Noel Conway, a retired lecturer who campaigned against the ban on assisted dying after being diagnosed with motor neurone disease, has died at the age of 71.
Conway died on Wednesday at his home in Garmston, Shropshire, after making a decision to remove his ventilator with the support of his family and a local hospice, the campaign organisation Dignity in Dying said.
In a statement released after his death, Conway said he had had “no alternative to ending my life without pain and suffering and without compromising others”.
His statement said: “When you read this I will be dead … because I have made a conscious and deliberate effort to end my own life. I suffer from MND and was diagnosed over six years ago knowing that at some stage I would reach a point when my muscles would have deteriorated to such an extent that I could not function effectively.
“Over the past two months it has become increasingly evident to me that the balance of fulfilment in life, or if you like, my quality of life, has dipped into the negative … My voice has depleted to the extent that many people cannot now tell what I say and my eyesight recently deteriorated.
“I’m already a paraplegic and I cannot use my hands or fingers but I am aware that my neck muscles are weakening as are my mouth and speech muscles. I recognise that the time has come to take the decision now to do something about this.”
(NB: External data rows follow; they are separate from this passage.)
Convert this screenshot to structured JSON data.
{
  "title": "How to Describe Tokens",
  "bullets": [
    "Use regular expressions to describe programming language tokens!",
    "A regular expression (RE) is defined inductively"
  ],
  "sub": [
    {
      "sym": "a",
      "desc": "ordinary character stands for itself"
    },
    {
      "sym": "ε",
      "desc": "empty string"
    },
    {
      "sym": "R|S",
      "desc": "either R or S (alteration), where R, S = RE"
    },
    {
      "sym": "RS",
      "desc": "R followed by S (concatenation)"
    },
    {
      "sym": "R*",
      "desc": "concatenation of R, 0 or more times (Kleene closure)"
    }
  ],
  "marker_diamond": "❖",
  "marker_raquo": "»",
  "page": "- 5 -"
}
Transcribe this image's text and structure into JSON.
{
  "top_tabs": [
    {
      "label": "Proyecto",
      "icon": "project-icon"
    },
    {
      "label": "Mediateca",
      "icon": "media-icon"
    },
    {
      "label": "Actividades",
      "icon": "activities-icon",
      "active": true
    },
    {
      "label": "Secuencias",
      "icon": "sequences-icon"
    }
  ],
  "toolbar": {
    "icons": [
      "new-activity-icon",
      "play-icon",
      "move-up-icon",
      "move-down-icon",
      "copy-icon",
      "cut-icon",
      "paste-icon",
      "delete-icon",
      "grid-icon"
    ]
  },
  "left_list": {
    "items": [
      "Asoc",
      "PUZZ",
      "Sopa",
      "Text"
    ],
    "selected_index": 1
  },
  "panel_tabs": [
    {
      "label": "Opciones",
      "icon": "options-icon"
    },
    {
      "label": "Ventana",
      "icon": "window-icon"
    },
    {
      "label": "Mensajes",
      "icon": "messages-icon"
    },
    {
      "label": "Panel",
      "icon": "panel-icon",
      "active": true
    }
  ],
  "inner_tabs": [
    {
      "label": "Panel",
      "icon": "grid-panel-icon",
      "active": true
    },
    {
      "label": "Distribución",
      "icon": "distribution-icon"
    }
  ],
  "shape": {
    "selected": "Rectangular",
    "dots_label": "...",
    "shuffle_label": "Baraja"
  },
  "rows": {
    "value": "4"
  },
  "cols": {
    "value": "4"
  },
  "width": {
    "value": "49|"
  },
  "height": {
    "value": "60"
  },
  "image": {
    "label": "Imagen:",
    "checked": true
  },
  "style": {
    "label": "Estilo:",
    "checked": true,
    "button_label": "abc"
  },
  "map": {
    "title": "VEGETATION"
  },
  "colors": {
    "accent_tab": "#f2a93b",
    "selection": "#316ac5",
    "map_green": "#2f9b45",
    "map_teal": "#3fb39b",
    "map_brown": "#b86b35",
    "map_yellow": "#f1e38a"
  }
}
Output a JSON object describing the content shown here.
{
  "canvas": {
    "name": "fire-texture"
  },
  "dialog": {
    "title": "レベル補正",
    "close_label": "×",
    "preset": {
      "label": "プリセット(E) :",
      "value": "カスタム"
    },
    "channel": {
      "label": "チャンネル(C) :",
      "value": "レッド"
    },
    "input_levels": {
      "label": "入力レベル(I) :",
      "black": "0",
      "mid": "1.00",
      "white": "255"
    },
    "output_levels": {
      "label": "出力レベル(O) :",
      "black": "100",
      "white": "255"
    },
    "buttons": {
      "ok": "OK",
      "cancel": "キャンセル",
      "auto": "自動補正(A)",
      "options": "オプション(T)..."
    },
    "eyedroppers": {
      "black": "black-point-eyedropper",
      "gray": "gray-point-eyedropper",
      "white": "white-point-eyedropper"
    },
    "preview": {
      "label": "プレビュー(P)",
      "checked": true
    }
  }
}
It was “perfectly legitimate to remove a ventilator from someone like me”, he said.
“This is not something I would have chosen but I feel that I have no alternative to ending my life without pain and suffering and without compromising others. However, my heart goes out to all those people who are terminally ill with cancers and other horrible diseases which make their lives execrable because they can’t find any release from their terrible suffering.
“I have spent the last several years campaigning to have the law changed. The topic has been aired nationally and is much more prominent now than it ever was … It can only be a question of time before assisted dying will be approved in the UK.”
Conway launched a legal challenge for the right to die in 2018, claiming that the 1961 Suicide Act condemned him to an undignified and terrifying death. Assisted suicide is prohibited under the act, and voluntary euthanasia is considered murder under UK law.
He took his campaign to the supreme court, but lost the appeal.
His wife, Carol, said on Friday that her husband had a painless and dignified death. “Noel was in control, which was so important. However, the uncertainty over how long this would take for Noel and what he might experience presented us all with considerable anxiety,” she said.
Sarah Wootton, the chief executive of Dignity in Dying, said: “Noel fought in the courts, lobbied parliamentarians and spoke powerfully to the media about his suffering under the UK’s blanket ban on assisted dying, all the while knowing any change would most likely come too late for him.”